But that’s peanuts compared to the floundering C Series project. The planes are three years late and orders are painfully slow. Even Bombardier’s CEO, Alain Bellemare, says the company was “overwhelmed” by all the projects it took on – hardly a confidence-inspiring admission.
Bombardier has become a byword for corporate welfare, having been on the take from Ottawa since 1966. In Quebec it’s also a symbol of French-Canadian economic power and the provincial government can’t be seen to let it fail. But even there, critics are scratching their heads over how the province is handling this latest crisis – putting its money into the shaky C Series project rather than in the company as a whole.
Part of the reason is that the Bombardier-Beaudoin family that controls the company wants to keep it that way, and resists any attempt to loosen its grip on Bombardier even as it accepts more government money. The Quebec government may accept that arrangement, but federal taxpayers shouldn’t.
Others argue Ottawa should bail out Bombardier just as it came to the rescue of the auto industry in 2008-09. The difference is that the auto companies needed government help because they were threatened by a world-wide financial meltdown. Bombardier’s crisis is of its own making, following strategic miscalculations by successive management regimes.

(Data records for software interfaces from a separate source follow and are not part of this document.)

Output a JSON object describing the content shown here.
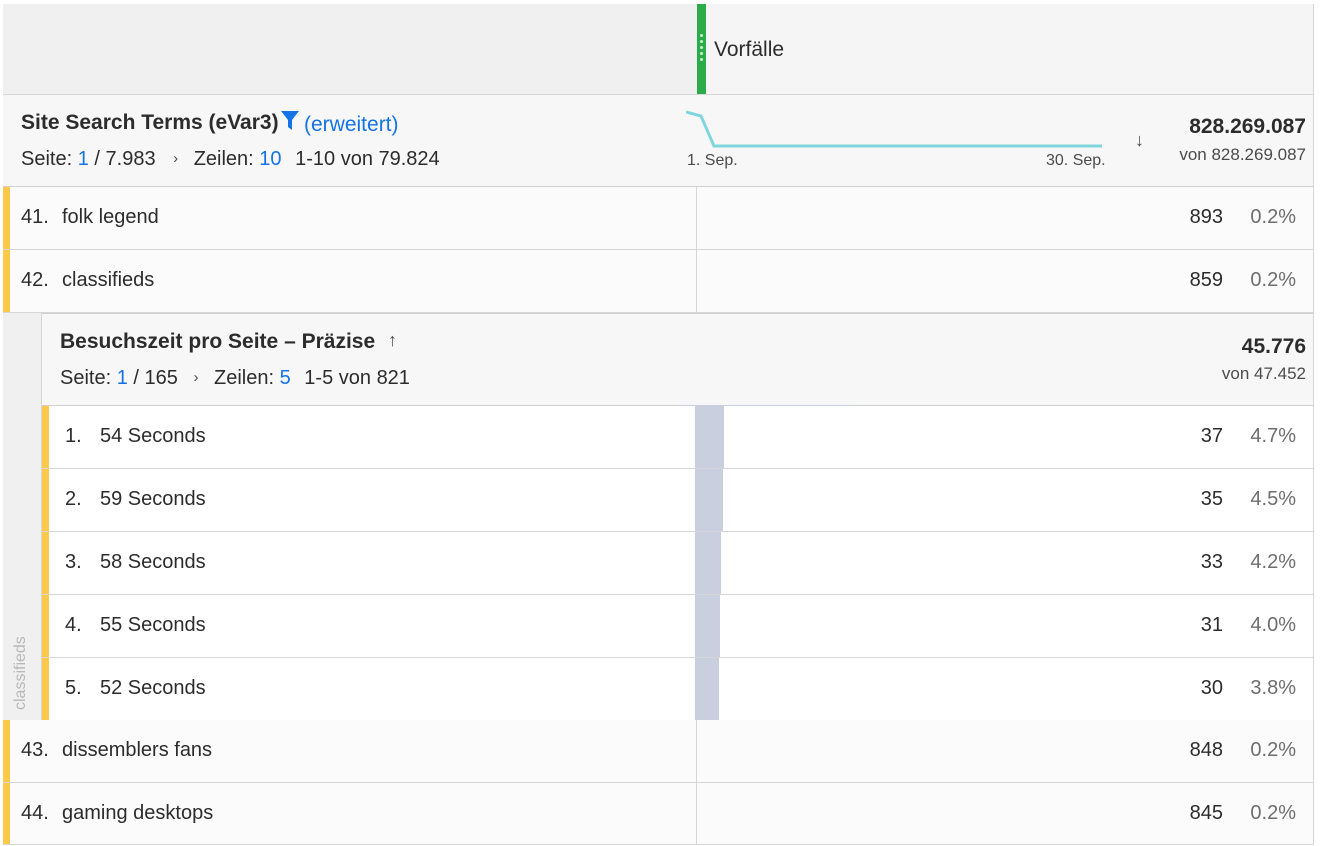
{
  "header": {
    "metric_title": "Vorfälle",
    "metric_color": "#2bab4a"
  },
  "dimension": {
    "title": "Site Search Terms (eVar3)",
    "filter_icon": "filter-icon",
    "advanced_label": "(erweitert)",
    "page_label": "Seite:",
    "page_current": "1",
    "page_total": "/ 7.983",
    "rows_label": "Zeilen:",
    "rows_count": "10",
    "range": "1-10 von 79.824",
    "spark_start": "1. Sep.",
    "spark_end": "30. Sep.",
    "sort_icon": "arrow-down-icon",
    "total_value": "828.269.087",
    "total_sub": "von 828.269.087"
  },
  "rows_top": [
    {
      "num": "41.",
      "label": "folk legend",
      "value": "893",
      "pct": "0.2%"
    },
    {
      "num": "42.",
      "label": "classifieds",
      "value": "859",
      "pct": "0.2%"
    }
  ],
  "breakdown": {
    "side_label": "classifieds",
    "title": "Besuchszeit pro Seite – Präzise",
    "sort_icon": "arrow-up-icon",
    "page_label": "Seite:",
    "page_current": "1",
    "page_total": "/ 165",
    "rows_label": "Zeilen:",
    "rows_count": "5",
    "range": "1-5 von 821",
    "total_value": "45.776",
    "total_sub": "von 47.452",
    "rows": [
      {
        "num": "1.",
        "label": "54 Seconds",
        "value": "37",
        "pct": "4.7%",
        "fill": 0.047
      },
      {
        "num": "2.",
        "label": "59 Seconds",
        "value": "35",
        "pct": "4.5%",
        "fill": 0.045
      },
      {
        "num": "3.",
        "label": "58 Seconds",
        "value": "33",
        "pct": "4.2%",
        "fill": 0.042
      },
      {
        "num": "4.",
        "label": "55 Seconds",
        "value": "31",
        "pct": "4.0%",
        "fill": 0.04
      },
      {
        "num": "5.",
        "label": "52 Seconds",
        "value": "30",
        "pct": "3.8%",
        "fill": 0.038
      }
    ]
  },
  "rows_bottom": [
    {
      "num": "43.",
      "label": "dissemblers fans",
      "value": "848",
      "pct": "0.2%"
    },
    {
      "num": "44.",
      "label": "gaming desktops",
      "value": "845",
      "pct": "0.2%"
    }
  ],
  "colors": {
    "accent_blue": "#1473e6",
    "row_marker": "#fcc94a",
    "sparkline": "#7fd6dc",
    "percent_bar": "#c9cfde"
  }
}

The new Trudeau cabinet will face a lot of political pressure from the prime minister’s home province to throw yet more money at Bombardier, as governments have done for half a century. That would be a bad start. If it really wants to be seen as bringing in #RealChange, it should say no.